I present the preliminary results of the Nemea Center's collaborative project with the Greek Archaeological Service (TAPHOS) at the LBA site of Aidonia in the Korinthia region of Greece. This project was launched to explore the socio-cultural practices and political affiliation of the people interred in the Late Bronze Age (LBA) cemetery at Aidonia while at the same time preserving an endangered archaeological site through systematic excavation, publication of legacy material, and public education.
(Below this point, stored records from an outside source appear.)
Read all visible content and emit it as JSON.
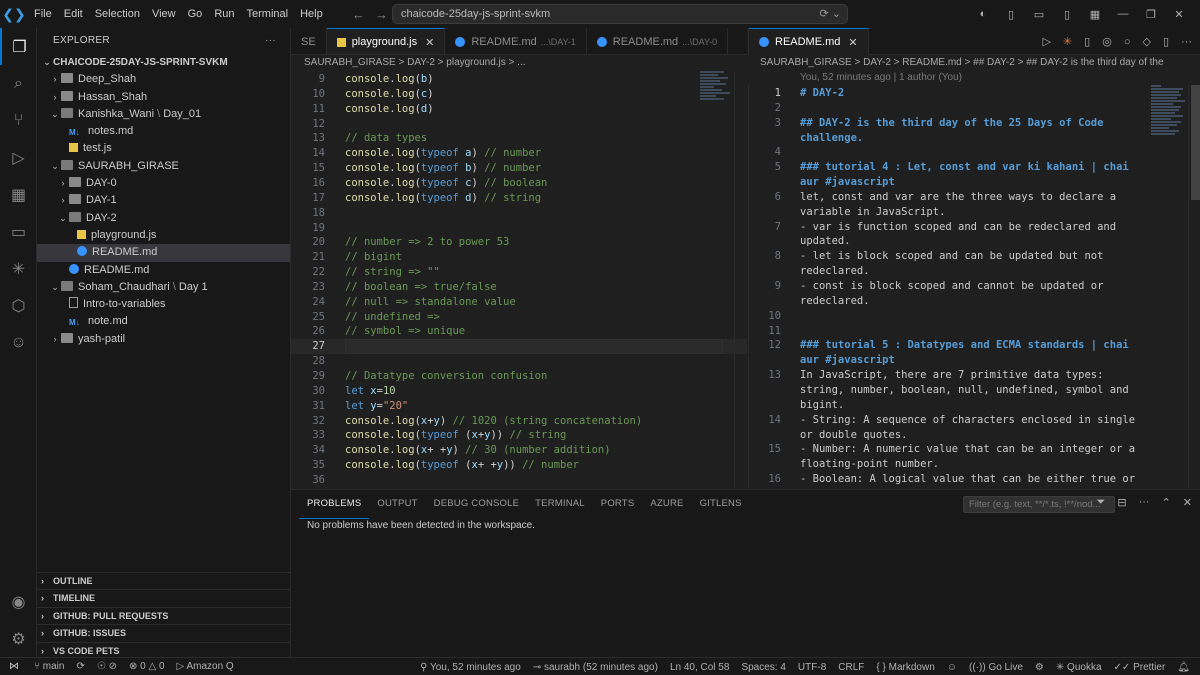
{
  "menu": [
    "File",
    "Edit",
    "Selection",
    "View",
    "Go",
    "Run",
    "Terminal",
    "Help"
  ],
  "command_center": "chaicode-25day-js-sprint-svkm",
  "explorer": {
    "title": "EXPLORER",
    "root": "CHAICODE-25DAY-JS-SPRINT-SVKM",
    "items": [
      {
        "label": "Deep_Shah",
        "type": "folder",
        "depth": 1,
        "open": false
      },
      {
        "label": "Hassan_Shah",
        "type": "folder",
        "depth": 1,
        "open": false
      },
      {
        "label": "Kanishka_Wani",
        "sub": "Day_01",
        "type": "folder",
        "depth": 1,
        "open": true
      },
      {
        "label": "notes.md",
        "type": "md",
        "depth": 2
      },
      {
        "label": "test.js",
        "type": "js",
        "depth": 2
      },
      {
        "label": "SAURABH_GIRASE",
        "type": "folder",
        "depth": 1,
        "open": true
      },
      {
        "label": "DAY-0",
        "type": "folder",
        "depth": 2,
        "open": false
      },
      {
        "label": "DAY-1",
        "type": "folder",
        "depth": 2,
        "open": false
      },
      {
        "label": "DAY-2",
        "type": "folder",
        "depth": 2,
        "open": true
      },
      {
        "label": "playground.js",
        "type": "js",
        "depth": 3
      },
      {
        "label": "README.md",
        "type": "info",
        "depth": 3,
        "selected": true
      },
      {
        "label": "README.md",
        "type": "info",
        "depth": 2
      },
      {
        "label": "Soham_Chaudhari",
        "sub": "Day 1",
        "type": "folder",
        "depth": 1,
        "open": true
      },
      {
        "label": "Intro-to-variables",
        "type": "doc",
        "depth": 2
      },
      {
        "label": "note.md",
        "type": "md",
        "depth": 2
      },
      {
        "label": "yash-patil",
        "type": "folder",
        "depth": 1,
        "open": false
      }
    ],
    "sections": [
      "OUTLINE",
      "TIMELINE",
      "GITHUB: PULL REQUESTS",
      "GITHUB: ISSUES",
      "VS CODE PETS"
    ]
  },
  "editor1": {
    "tabs": [
      {
        "label": "SE",
        "active": false
      },
      {
        "label": "playground.js",
        "active": true
      },
      {
        "label": "README.md",
        "sub": "...\\DAY-1",
        "active": false
      },
      {
        "label": "README.md",
        "sub": "...\\DAY-0",
        "active": false
      }
    ],
    "breadcrumb": "SAURABH_GIRASE  >  DAY-2  >  playground.js  >  ...",
    "current_line": 27
  },
  "editor2": {
    "tab": "README.md",
    "breadcrumb": "SAURABH_GIRASE  >  DAY-2  >  README.md  >  ## DAY-2  >  ## DAY-2 is the third day of the",
    "blame": "You, 52 minutes ago | 1 author (You)",
    "lines": [
      {
        "n": 1,
        "text": "# DAY-2",
        "heading": true
      },
      {
        "n": 2,
        "text": ""
      },
      {
        "n": 3,
        "text": "## DAY-2 is the third day of the 25 Days of Code challenge.",
        "heading": true
      },
      {
        "n": 4,
        "text": ""
      },
      {
        "n": 5,
        "text": "### tutorial 4 : Let, const and var ki kahani | chai aur #javascript",
        "heading": true
      },
      {
        "n": 6,
        "text": "let, const and var are the three ways to declare a variable in JavaScript."
      },
      {
        "n": 7,
        "text": "- var is function scoped and can be redeclared and updated."
      },
      {
        "n": 8,
        "text": "- let is block scoped and can be updated but not redeclared."
      },
      {
        "n": 9,
        "text": "- const is block scoped and cannot be updated or redeclared."
      },
      {
        "n": 10,
        "text": ""
      },
      {
        "n": 11,
        "text": ""
      },
      {
        "n": 12,
        "text": "### tutorial 5 : Datatypes and ECMA standards | chai aur #javascript",
        "heading": true
      },
      {
        "n": 13,
        "text": "In JavaScript, there are 7 primitive data types: string, number, boolean, null, undefined, symbol and bigint."
      },
      {
        "n": 14,
        "text": "- String: A sequence of characters enclosed in single or double quotes."
      },
      {
        "n": 15,
        "text": "- Number: A numeric value that can be an integer or a floating-point number."
      },
      {
        "n": 16,
        "text": "- Boolean: A logical value that can be either true or false."
      }
    ]
  },
  "panel": {
    "tabs": [
      "PROBLEMS",
      "OUTPUT",
      "DEBUG CONSOLE",
      "TERMINAL",
      "PORTS",
      "AZURE",
      "GITLENS"
    ],
    "filter_placeholder": "Filter (e.g. text, **/*.ts, !**/nod...",
    "message": "No problems have been detected in the workspace."
  },
  "status": {
    "branch": "main",
    "errors": "0",
    "warnings": "0",
    "amazon_q": "Amazon Q",
    "blame": "You, 52 minutes ago",
    "author": "saurabh (52 minutes ago)",
    "position": "Ln 40, Col 58",
    "spaces": "Spaces: 4",
    "encoding": "UTF-8",
    "eol": "CRLF",
    "language": "Markdown",
    "golive": "Go Live",
    "quokka": "Quokka",
    "prettier": "Prettier"
  }
}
The tombs at Aidonia date from the early 15th to the late 13th c. BCE, roughly contemporary with the Shaft Graves from Mycenae excavated by Heinrich Schliemann and the influential palatial period that followed. The Mycenaean cemetery of Aidonia challenges current narratives regarding state development in LBA Greece because the tombs there echo the burials of palatial elites, but mortuary practices indicate that they thrived independent of the palatial societies characteristic of the nearby Argolid region.
Four years of excavation following a pilot survey season have revealed a complex mortuary tradition that includes significant variation in the treatment of primary and secondary burials indicating how the population engaged with and created memories of their past through the use and reuse of chamber tombs. Our current work has also revealed that extensive looting continues on the site and has already destroyed much of the site's narrative, but not entirely as several undisturbed tombs have now been completely and systematically recovered by our project.